Posted: June 29, 2008, 5 a.m. EDT
Courtesy The Oasis Sanctuary
Gulliver, the blue-and-gold macaw that was abandoned in the Republic of Kiribati, spreads his wings to head for home.
Courtesy The Oasis Sanctuary
The Oasis Sanctuary features a 4,000-sq.-ft. macaw aviary that hosts 2 dozen able-bodied macaws.
After months of tireless effort from the Oasis Sanctuary, Gulliver, the blue-and-gold macaw that has captured the hearts of bird lovers across the world, is finally making the journey back to America in July.
Sybil Erden, executive director of the Oasis Sanctuary and ringleader of “team Gulliver,” is flying to the Republic of Kiribati to retrieve Gulliver on Sunday, June 29. Once Gulliver returns, he will enter a 30-day quarantine in Southern California.

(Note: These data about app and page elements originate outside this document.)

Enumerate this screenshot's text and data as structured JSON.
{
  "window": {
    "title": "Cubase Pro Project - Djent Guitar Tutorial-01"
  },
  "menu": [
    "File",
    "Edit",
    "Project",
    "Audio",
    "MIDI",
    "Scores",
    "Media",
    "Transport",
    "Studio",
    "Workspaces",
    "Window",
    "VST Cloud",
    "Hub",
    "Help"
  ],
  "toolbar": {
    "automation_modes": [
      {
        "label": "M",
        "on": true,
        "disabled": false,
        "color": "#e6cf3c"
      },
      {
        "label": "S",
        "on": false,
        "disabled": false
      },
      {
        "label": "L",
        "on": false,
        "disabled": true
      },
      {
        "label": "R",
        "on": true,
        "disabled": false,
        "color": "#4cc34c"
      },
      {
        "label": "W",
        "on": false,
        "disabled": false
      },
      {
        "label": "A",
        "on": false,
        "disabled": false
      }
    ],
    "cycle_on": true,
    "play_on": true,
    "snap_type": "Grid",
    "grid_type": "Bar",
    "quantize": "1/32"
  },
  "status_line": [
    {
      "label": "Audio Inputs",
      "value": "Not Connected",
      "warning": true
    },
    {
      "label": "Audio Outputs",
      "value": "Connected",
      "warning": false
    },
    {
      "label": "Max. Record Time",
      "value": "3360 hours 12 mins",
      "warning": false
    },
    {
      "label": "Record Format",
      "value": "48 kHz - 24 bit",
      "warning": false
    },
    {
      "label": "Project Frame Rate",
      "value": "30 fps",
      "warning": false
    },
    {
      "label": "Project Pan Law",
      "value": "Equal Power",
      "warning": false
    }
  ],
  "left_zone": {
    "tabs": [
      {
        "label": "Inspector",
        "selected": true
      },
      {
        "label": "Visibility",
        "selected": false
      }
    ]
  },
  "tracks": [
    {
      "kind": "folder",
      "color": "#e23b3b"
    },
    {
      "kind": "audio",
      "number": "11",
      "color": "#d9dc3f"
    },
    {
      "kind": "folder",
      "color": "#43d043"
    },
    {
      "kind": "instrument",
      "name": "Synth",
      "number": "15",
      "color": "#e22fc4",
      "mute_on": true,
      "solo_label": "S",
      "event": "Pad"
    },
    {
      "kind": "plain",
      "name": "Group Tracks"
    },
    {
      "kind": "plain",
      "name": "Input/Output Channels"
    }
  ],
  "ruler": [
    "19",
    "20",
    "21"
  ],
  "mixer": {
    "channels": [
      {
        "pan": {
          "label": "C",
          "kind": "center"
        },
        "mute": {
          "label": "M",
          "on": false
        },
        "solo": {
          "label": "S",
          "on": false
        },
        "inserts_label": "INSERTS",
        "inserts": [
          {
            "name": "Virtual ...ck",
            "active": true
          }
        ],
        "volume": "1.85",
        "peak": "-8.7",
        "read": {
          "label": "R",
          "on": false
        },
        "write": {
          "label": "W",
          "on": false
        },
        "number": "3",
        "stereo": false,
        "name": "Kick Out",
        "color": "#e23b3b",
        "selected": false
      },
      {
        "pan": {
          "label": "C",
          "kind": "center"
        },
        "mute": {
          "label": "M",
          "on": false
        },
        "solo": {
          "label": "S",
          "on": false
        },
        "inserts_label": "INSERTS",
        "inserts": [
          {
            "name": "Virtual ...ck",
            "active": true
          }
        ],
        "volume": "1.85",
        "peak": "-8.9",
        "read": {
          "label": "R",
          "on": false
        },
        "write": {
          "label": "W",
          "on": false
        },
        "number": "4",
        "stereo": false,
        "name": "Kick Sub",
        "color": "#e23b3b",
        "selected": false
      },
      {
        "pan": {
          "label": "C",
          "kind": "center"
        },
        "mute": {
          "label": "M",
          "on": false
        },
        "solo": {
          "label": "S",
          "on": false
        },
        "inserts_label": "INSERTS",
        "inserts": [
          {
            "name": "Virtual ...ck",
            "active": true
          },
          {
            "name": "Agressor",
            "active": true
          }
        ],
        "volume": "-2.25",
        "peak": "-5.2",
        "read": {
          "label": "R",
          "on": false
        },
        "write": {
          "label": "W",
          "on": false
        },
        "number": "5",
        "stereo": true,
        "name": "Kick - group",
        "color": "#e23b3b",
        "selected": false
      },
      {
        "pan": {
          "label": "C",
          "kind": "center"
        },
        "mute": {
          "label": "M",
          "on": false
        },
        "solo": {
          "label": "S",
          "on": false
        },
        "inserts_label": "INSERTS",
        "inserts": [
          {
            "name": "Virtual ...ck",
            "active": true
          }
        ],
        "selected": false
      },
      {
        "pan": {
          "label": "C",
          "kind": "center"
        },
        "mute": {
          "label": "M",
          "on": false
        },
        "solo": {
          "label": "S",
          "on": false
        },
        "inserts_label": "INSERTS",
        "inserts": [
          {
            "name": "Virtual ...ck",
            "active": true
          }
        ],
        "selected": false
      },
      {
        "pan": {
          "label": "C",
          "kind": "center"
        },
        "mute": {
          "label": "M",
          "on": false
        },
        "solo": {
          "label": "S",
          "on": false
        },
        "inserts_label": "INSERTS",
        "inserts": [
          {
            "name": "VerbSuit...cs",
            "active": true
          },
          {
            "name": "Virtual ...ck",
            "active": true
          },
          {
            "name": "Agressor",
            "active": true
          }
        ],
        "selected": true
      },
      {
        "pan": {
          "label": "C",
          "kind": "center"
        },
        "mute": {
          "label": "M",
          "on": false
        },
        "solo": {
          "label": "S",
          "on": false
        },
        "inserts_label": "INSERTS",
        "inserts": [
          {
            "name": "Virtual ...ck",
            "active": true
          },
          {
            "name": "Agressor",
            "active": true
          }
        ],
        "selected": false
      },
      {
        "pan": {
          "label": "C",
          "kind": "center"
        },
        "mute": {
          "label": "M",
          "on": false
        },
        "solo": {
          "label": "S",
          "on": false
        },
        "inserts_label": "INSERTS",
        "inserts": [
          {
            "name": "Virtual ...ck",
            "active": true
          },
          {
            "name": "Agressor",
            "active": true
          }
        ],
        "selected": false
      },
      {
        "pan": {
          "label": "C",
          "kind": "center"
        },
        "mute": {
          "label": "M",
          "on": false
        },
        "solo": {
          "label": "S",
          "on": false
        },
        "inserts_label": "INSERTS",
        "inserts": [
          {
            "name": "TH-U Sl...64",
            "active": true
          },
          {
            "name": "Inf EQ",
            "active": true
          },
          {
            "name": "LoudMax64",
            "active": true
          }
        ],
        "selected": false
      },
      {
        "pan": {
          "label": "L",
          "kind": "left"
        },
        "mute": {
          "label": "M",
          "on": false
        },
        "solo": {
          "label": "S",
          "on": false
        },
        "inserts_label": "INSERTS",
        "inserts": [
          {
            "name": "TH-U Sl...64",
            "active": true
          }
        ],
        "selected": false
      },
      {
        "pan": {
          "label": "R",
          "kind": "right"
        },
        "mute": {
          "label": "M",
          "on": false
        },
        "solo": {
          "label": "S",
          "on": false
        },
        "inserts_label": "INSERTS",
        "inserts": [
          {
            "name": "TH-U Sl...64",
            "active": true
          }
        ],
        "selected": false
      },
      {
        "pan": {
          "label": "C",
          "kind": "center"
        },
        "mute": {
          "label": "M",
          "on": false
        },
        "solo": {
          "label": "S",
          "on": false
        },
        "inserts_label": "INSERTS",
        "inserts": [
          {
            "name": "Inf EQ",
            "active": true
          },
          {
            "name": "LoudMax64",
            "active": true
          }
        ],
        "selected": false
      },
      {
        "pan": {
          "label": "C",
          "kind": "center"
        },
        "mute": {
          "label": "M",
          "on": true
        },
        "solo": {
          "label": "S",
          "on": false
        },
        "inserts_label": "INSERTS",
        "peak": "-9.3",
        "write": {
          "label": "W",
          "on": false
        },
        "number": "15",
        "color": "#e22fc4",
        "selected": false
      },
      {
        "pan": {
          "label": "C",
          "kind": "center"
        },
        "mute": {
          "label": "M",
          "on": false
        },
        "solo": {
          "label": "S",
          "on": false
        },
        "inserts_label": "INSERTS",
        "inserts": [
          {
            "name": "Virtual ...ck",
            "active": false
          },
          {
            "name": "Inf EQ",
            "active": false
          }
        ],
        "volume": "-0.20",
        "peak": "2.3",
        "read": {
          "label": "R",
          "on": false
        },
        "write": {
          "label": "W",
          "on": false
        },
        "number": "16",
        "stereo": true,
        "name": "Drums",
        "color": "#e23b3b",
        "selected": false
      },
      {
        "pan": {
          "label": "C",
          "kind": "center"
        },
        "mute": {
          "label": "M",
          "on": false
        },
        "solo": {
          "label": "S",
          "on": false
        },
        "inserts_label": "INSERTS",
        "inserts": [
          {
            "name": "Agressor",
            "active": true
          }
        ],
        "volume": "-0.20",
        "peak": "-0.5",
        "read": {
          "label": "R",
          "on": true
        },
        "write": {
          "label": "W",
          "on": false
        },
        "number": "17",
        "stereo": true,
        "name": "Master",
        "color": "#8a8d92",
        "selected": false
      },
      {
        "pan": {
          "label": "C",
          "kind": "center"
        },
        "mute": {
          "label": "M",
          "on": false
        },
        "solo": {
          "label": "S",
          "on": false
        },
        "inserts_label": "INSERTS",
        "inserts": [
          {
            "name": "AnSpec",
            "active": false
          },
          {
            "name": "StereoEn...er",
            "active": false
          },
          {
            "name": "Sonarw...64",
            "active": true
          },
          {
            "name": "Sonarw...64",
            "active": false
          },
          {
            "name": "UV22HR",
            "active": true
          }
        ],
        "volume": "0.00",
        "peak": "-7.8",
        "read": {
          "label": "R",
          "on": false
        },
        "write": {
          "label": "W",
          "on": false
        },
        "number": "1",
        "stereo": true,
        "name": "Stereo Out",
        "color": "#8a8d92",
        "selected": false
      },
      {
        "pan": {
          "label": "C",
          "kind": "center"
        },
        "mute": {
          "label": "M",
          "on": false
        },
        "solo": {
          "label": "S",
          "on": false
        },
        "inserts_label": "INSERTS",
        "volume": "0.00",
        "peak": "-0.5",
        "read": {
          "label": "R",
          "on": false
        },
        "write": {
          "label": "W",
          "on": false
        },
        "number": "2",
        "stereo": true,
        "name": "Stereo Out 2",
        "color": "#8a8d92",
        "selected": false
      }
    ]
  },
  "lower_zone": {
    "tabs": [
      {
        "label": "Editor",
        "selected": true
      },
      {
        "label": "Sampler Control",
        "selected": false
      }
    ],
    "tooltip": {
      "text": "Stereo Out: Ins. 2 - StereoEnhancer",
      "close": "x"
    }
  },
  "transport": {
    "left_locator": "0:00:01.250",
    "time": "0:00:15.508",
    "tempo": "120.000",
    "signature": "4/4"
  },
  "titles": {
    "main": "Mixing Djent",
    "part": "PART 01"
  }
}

Upon his release from quarantine, Gulliver will join the other 2 dozen able-bodied macaws in the Oasis Sanctuary’s 4,000-sq.-ft. macaw aviary.
Gulliver was abandoned by his American owners after they got shipwrecked in early December, 2007. Their boat crashed onto Fanning Island, a tiny island in the South Pacific. Following the advice of locals, who, according to Erden, promised them that Gulliver would be well taken care of, Jerry and Darla returned to the U.S. and left Gulliver behind.
The 4-year-old macaw was abandoned without papers at a locale that lacks electricity, running water and an airport, with a family that had only breadfruit and rice to feed him. This family eventually sent him to Christmas Island, where they thought he could easily be rescued. This rescue, as Erden knows, was not so simple.
Erden has worked on “team Gulliver” vigorously since April through contacts at Convention on International Trade in Endangered Species of Wild Fauna and Flora (CITES), the United States Department of Agriculture (USDA) and the United States Fish and Wildlife Service (USFWS); she has also coordinated with officials in the Republic of Kiribati and Nautonga and Mamarau, the couple who rescued Gulliver from extermination on Christmas Island. With their help, Erden was able to overcome the multiple legal obstacles and find the necessary paperwork for Gulliver’s return.
The Oasis also faced a number of financial obstacles. Erden addressed these problems with a fundraiser.
“The Oasis put word out through our ‘OasisNews’ and on our website regarding … the difficulties bringing Gulliver home,” Erden said. “Within a week, $3,000 was raised for the rescue.”
Now that Gulliver’s situation has fared for the better, Erden reflects on the incredible story that inspired people from all over the world to join “team Gulliver.”
“I’ve had a lot of people ask me, ‘Why Gulliver? Why did you use all these resources just to save a single life?’” Erden said. “We did this for Gulliver because he is a spokes-parrot. Gulliver is a platform for the American public to learn about the tens of thousands of birds that need homes. When their owners pass away, birds are not likely to get passed to someone else who is willing to care for them. The result is massive euthanizations of these incredibly intelligent animals. At Oasis, we’re doing everything we can to convince the bird lovers of America to take in just one more homeless bird. That’s why Gulliver.”
Erden plans to celebrate Gulliver’s homecoming with a welcome-home picnic in Southern California upon his release from quarantine.
“I’m not exactly sure when Gulliver will get out of quarantine, so keep an eye on our website, www.the-oasis.org, for updates” said Erden. “I think the picnic will be a ball.”